Action item:
Repeat every entry exactly as given.
== Segment start ==
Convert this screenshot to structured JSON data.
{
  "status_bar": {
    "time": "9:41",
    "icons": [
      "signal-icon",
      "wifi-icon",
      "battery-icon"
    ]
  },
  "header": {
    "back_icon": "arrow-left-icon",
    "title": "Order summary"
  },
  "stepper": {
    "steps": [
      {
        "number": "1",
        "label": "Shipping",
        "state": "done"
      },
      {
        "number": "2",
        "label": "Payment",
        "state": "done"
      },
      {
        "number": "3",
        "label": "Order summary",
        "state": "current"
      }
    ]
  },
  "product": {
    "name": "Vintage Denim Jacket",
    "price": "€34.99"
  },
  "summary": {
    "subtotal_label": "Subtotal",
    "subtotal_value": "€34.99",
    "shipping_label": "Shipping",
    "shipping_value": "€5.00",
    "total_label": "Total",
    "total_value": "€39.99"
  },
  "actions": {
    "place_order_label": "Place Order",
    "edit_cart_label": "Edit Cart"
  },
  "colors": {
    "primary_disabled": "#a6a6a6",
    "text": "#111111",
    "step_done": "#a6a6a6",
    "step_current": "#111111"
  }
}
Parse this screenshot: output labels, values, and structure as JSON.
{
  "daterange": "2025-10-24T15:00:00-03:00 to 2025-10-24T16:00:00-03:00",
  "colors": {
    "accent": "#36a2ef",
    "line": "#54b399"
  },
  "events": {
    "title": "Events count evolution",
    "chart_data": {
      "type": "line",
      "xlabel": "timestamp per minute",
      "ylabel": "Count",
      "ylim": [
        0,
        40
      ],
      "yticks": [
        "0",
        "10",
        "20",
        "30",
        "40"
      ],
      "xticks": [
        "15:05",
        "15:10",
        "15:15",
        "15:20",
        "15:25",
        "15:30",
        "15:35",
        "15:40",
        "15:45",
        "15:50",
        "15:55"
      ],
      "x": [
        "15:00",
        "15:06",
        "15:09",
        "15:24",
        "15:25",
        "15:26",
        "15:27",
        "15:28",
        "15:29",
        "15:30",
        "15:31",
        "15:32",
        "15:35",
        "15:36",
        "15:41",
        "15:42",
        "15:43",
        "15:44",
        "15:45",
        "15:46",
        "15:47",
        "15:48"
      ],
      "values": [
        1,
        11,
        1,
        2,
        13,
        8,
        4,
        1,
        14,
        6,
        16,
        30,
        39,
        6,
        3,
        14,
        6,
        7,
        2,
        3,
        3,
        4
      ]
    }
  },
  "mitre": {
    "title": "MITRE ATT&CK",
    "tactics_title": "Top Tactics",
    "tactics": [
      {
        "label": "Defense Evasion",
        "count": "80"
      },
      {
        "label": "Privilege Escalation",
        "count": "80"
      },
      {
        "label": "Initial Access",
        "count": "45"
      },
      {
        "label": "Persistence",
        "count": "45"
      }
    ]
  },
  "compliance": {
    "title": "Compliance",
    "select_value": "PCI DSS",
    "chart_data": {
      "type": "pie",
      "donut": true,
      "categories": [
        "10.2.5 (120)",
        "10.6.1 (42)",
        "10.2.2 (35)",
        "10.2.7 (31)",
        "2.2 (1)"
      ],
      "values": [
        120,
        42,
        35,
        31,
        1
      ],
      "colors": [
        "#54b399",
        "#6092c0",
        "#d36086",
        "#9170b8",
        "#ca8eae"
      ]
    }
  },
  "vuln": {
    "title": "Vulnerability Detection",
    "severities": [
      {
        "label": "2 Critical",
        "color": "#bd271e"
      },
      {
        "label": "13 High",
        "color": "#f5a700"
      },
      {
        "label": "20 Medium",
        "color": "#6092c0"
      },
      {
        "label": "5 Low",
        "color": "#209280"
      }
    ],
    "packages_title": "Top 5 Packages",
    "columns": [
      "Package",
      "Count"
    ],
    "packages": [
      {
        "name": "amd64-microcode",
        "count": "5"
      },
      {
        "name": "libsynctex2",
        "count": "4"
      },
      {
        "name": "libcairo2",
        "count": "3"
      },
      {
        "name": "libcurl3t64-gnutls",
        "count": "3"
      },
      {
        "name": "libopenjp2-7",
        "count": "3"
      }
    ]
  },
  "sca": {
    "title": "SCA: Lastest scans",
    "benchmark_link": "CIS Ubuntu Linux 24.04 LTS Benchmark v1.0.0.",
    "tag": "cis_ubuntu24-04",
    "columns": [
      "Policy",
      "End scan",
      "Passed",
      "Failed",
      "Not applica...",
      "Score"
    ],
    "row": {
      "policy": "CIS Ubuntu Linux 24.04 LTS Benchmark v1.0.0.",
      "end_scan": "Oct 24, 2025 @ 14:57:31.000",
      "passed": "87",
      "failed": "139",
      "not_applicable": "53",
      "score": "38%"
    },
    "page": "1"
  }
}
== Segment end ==
Exercise answer:
Convert this screenshot to structured JSON data.
{
  "status_bar": {
    "time": "9:41",
    "icons": [
      "signal-icon",
      "wifi-icon",
      "battery-icon"
    ]
  },
  "header": {
    "back_icon": "arrow-left-icon",
    "title": "Order summary"
  },
  "stepper": {
    "steps": [
      {
        "number": "1",
        "label": "Shipping",
        "state": "done"
      },
      {
        "number": "2",
        "label": "Payment",
        "state": "done"
      },
      {
        "number": "3",
        "label": "Order summary",
        "state": "current"
      }
    ]
  },
  "product": {
    "name": "Vintage Denim Jacket",
    "price": "€34.99"
  },
  "summary": {
    "subtotal_label": "Subtotal",
    "subtotal_value": "€34.99",
    "shipping_label": "Shipping",
    "shipping_value": "€5.00",
    "total_label": "Total",
    "total_value": "€39.99"
  },
  "actions": {
    "place_order_label": "Place Order",
    "edit_cart_label": "Edit Cart"
  },
  "colors": {
    "primary_disabled": "#a6a6a6",
    "text": "#111111",
    "step_done": "#a6a6a6",
    "step_current": "#111111"
  }
}
Parse this screenshot: output labels, values, and structure as JSON.
{
  "daterange": "2025-10-24T15:00:00-03:00 to 2025-10-24T16:00:00-03:00",
  "colors": {
    "accent": "#36a2ef",
    "line": "#54b399"
  },
  "events": {
    "title": "Events count evolution",
    "chart_data": {
      "type": "line",
      "xlabel": "timestamp per minute",
      "ylabel": "Count",
      "ylim": [
        0,
        40
      ],
      "yticks": [
        "0",
        "10",
        "20",
        "30",
        "40"
      ],
      "xticks": [
        "15:05",
        "15:10",
        "15:15",
        "15:20",
        "15:25",
        "15:30",
        "15:35",
        "15:40",
        "15:45",
        "15:50",
        "15:55"
      ],
      "x": [
        "15:00",
        "15:06",
        "15:09",
        "15:24",
        "15:25",
        "15:26",
        "15:27",
        "15:28",
        "15:29",
        "15:30",
        "15:31",
        "15:32",
        "15:35",
        "15:36",
        "15:41",
        "15:42",
        "15:43",
        "15:44",
        "15:45",
        "15:46",
        "15:47",
        "15:48"
      ],
      "values": [
        1,
        11,
        1,
        2,
        13,
        8,
        4,
        1,
        14,
        6,
        16,
        30,
        39,
        6,
        3,
        14,
        6,
        7,
        2,
        3,
        3,
        4
      ]
    }
  },
  "mitre": {
    "title": "MITRE ATT&CK",
    "tactics_title": "Top Tactics",
    "tactics": [
      {
        "label": "Defense Evasion",
        "count": "80"
      },
      {
        "label": "Privilege Escalation",
        "count": "80"
      },
      {
        "label": "Initial Access",
        "count": "45"
      },
      {
        "label": "Persistence",
        "count": "45"
      }
    ]
  },
  "compliance": {
    "title": "Compliance",
    "select_value": "PCI DSS",
    "chart_data": {
      "type": "pie",
      "donut": true,
      "categories": [
        "10.2.5 (120)",
        "10.6.1 (42)",
        "10.2.2 (35)",
        "10.2.7 (31)",
        "2.2 (1)"
      ],
      "values": [
        120,
        42,
        35,
        31,
        1
      ],
      "colors": [
        "#54b399",
        "#6092c0",
        "#d36086",
        "#9170b8",
        "#ca8eae"
      ]
    }
  },
  "vuln": {
    "title": "Vulnerability Detection",
    "severities": [
      {
        "label": "2 Critical",
        "color": "#bd271e"
      },
      {
        "label": "13 High",
        "color": "#f5a700"
      },
      {
        "label": "20 Medium",
        "color": "#6092c0"
      },
      {
        "label": "5 Low",
        "color": "#209280"
      }
    ],
    "packages_title": "Top 5 Packages",
    "columns": [
      "Package",
      "Count"
    ],
    "packages": [
      {
        "name": "amd64-microcode",
        "count": "5"
      },
      {
        "name": "libsynctex2",
        "count": "4"
      },
      {
        "name": "libcairo2",
        "count": "3"
      },
      {
        "name": "libcurl3t64-gnutls",
        "count": "3"
      },
      {
        "name": "libopenjp2-7",
        "count": "3"
      }
    ]
  },
  "sca": {
    "title": "SCA: Lastest scans",
    "benchmark_link": "CIS Ubuntu Linux 24.04 LTS Benchmark v1.0.0.",
    "tag": "cis_ubuntu24-04",
    "columns": [
      "Policy",
      "End scan",
      "Passed",
      "Failed",
      "Not applica...",
      "Score"
    ],
    "row": {
      "policy": "CIS Ubuntu Linux 24.04 LTS Benchmark v1.0.0.",
      "end_scan": "Oct 24, 2025 @ 14:57:31.000",
      "passed": "87",
      "failed": "139",
      "not_applicable": "53",
      "score": "38%"
    },
    "page": "1"
  }
}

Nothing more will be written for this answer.